Items from an interface collection:
▶
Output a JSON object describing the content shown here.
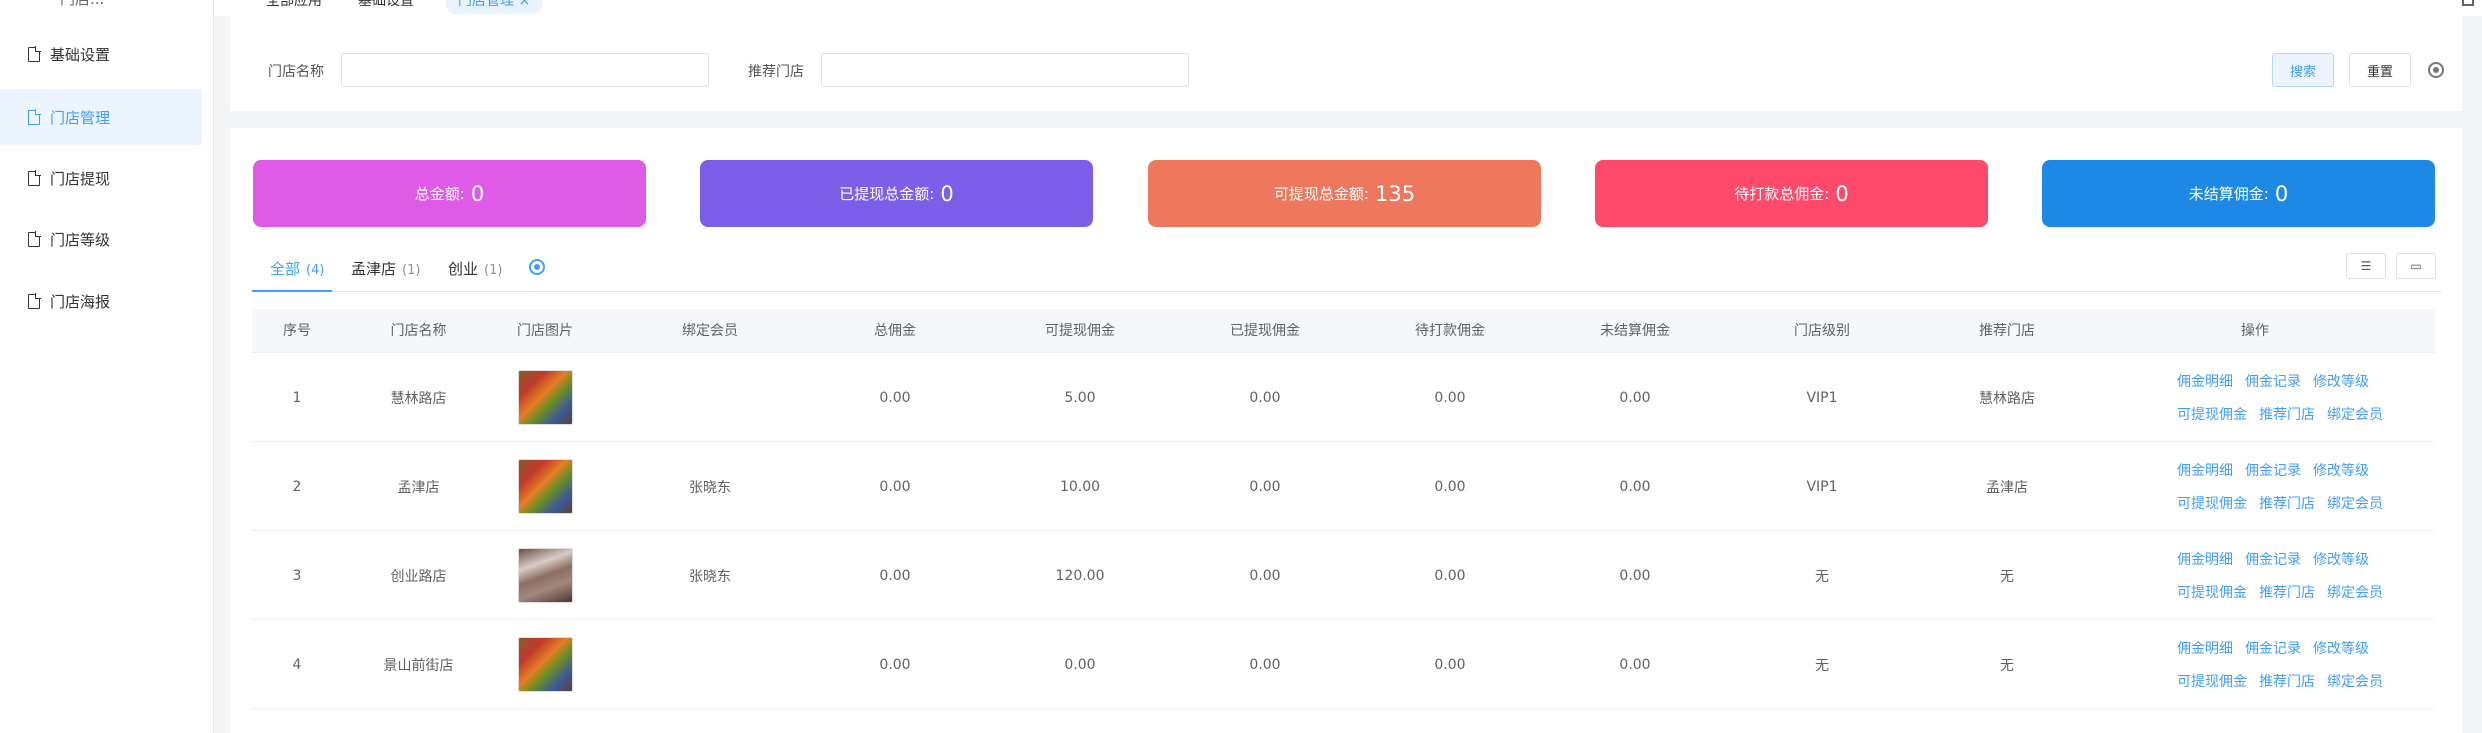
{
  "sidebar": {
    "top_label": "门店...",
    "items": [
      {
        "label": "基础设置",
        "active": false
      },
      {
        "label": "门店管理",
        "active": true
      },
      {
        "label": "门店提现",
        "active": false
      },
      {
        "label": "门店等级",
        "active": false
      },
      {
        "label": "门店海报",
        "active": false
      }
    ]
  },
  "top_tabs": [
    {
      "label": "全部应用"
    },
    {
      "label": "基础设置"
    },
    {
      "label": "门店管理 ×",
      "active": true
    }
  ],
  "search": {
    "store_name_label": "门店名称",
    "store_name_value": "",
    "recommend_label": "推荐门店",
    "recommend_value": "",
    "search_button": "搜索",
    "reset_button": "重置"
  },
  "stats": [
    {
      "label": "总金额:",
      "value": "0",
      "color": "#e05ae8"
    },
    {
      "label": "已提现总金额:",
      "value": "0",
      "color": "#7b5fe8"
    },
    {
      "label": "可提现总金额:",
      "value": "135",
      "color": "#ed785d"
    },
    {
      "label": "待打款总佣金:",
      "value": "0",
      "color": "#ff4a6b"
    },
    {
      "label": "未结算佣金:",
      "value": "0",
      "color": "#1e88e5"
    }
  ],
  "list_tabs": [
    {
      "label": "全部",
      "count": "(4)",
      "active": true
    },
    {
      "label": "孟津店",
      "count": "(1)",
      "active": false
    },
    {
      "label": "创业",
      "count": "(1)",
      "active": false
    }
  ],
  "table": {
    "headers": [
      "序号",
      "门店名称",
      "门店图片",
      "绑定会员",
      "总佣金",
      "可提现佣金",
      "已提现佣金",
      "待打款佣金",
      "未结算佣金",
      "门店级别",
      "推荐门店",
      "操作"
    ],
    "rows": [
      {
        "no": "1",
        "name": "慧林路店",
        "member": "",
        "total": "0.00",
        "withdrawable": "5.00",
        "withdrawn": "0.00",
        "pending": "0.00",
        "unsettled": "0.00",
        "level": "VIP1",
        "recommend": "慧林路店"
      },
      {
        "no": "2",
        "name": "孟津店",
        "member": "张晓东",
        "total": "0.00",
        "withdrawable": "10.00",
        "withdrawn": "0.00",
        "pending": "0.00",
        "unsettled": "0.00",
        "level": "VIP1",
        "recommend": "孟津店"
      },
      {
        "no": "3",
        "name": "创业路店",
        "member": "张晓东",
        "total": "0.00",
        "withdrawable": "120.00",
        "withdrawn": "0.00",
        "pending": "0.00",
        "unsettled": "0.00",
        "level": "无",
        "recommend": "无"
      },
      {
        "no": "4",
        "name": "景山前街店",
        "member": "",
        "total": "0.00",
        "withdrawable": "0.00",
        "withdrawn": "0.00",
        "pending": "0.00",
        "unsettled": "0.00",
        "level": "无",
        "recommend": "无"
      }
    ],
    "ops_line1": [
      "佣金明细",
      "佣金记录",
      "修改等级"
    ],
    "ops_line2": [
      "可提现佣金",
      "推荐门店",
      "绑定会员"
    ]
  }
}
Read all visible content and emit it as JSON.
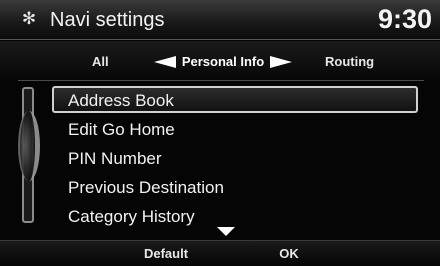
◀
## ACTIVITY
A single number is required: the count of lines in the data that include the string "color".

## SOLUTION TO THE PROBLEM
5